mean time, purchase such material from Spain if a satisfactory agreement between the two Govern-
ments on the subject shall be reached.

Art. VI.— Spain will, upon the signature of the present treaty, release all prisoners of war and
all persons detained or imprisoned for political offenses in connection with the insurrections In Cuba
and the Philippines and the war with the United States.

Reciprocally, the United States will release all prisoners made prisoners of war by the American
forces, and will undertake to obtain the release of all Spanish prisoners in the hands of the insurgents
in Cuba and the Philippines.

The Government of the United States will at its own cost return to Spain, and the Government
of Spain will at its own cost return to the United States. Cuba, Porto Klo", and the Philippines,
according to the situation of their respective homes, prison*. rs released or caused to be released by
them respectively under this article.

Art. VII.-The United States and 8 pain mutually relinquish claims for indemnity, national
and individual, of every kind, of either Government, or of its citizens or subjects, against the other
Government, which may have arisen since the beginning of the late insurrection in Cuba and prior
to the exchange of ratifications of the present treaty, including all claims for indemnity for cost of
war. The United states will adjudicate and settle the claims of its citizens against Spain relinquished
in this article.

Akt. VIII.— In conformity with the provisions of Articles I, II, and III* of this treaty, Spain
relinquishes in Cuba and cedes in Porto Rico and other islands in the West Indies, in the Island of
Guam, and in the Philippine archipelago, all the buildings, wharves, barracks, forts, structures,
public highways, and other immovable property which in conformity with law belong to the public
domain, and as such belong to the Crown of Spain.

And it is hereby declared that the relinquishment or cession, as the case may be. to which the

preceding paragraph refers, cannot in any respect impair the property or rights which by law belong
to the i>eacef ul possession of property of all kinds, of provinces, municipalities, public or private
establishments, ecclesiastical or civic bodies, or any other associations having legal capacity to

acquire and possess property in the aforesaid territories renounced or ceded, or of private individuals,
of whatsoever nationality such individuals may be.

The aforesaid relinquishment or cession, as the case may be. includes all documents exclusively
referring to the sovereignty relinquished or ceded that may exist in the archives of the Peninsula.
Where any document in such archives only in part relates to said sovereignty, a copy of such part
will be f urnished whenever it shall be requested.
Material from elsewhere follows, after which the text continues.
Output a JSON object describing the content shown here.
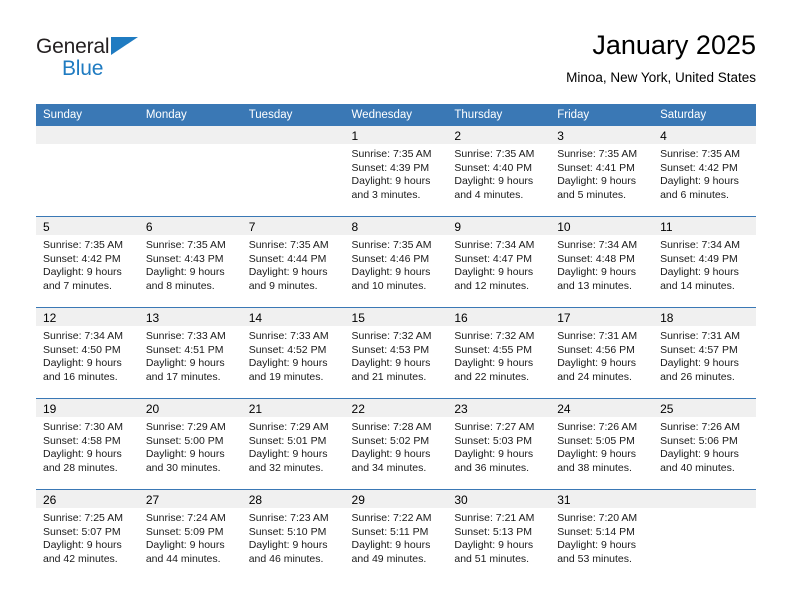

Like rules shall be reciprocally observed in favor
of Spain in respect of documents in the archives of the islands above referred to.

In the aforesaid relinquishment or ctssiou, as the case may be, are also included such rights as
the Crown of Spain and its authorities possess in respect of the official archives and 1 records, execu-
tive as well as judicial, in the islands above referred to, which relate to said islands or the rights and
property ot their inhabitants. Such archives and records shall be carefully preserved, and private
personsshall, without distinction, have the right to require, in accordance with the law, authenti-
cated copies of the contracts, wills, or other instruments forming part of notarial protocols or files,
or which may be contained In the executive or Judicial archives, be the latter in Spain or in the
islands aforesaid.

Art. IX.— Spanish subjects, natives of the Peninsula, residing in the territory over which

Online LibraryWilliam Usborne MooreThe Commercial year book → online text (page 109 of 125)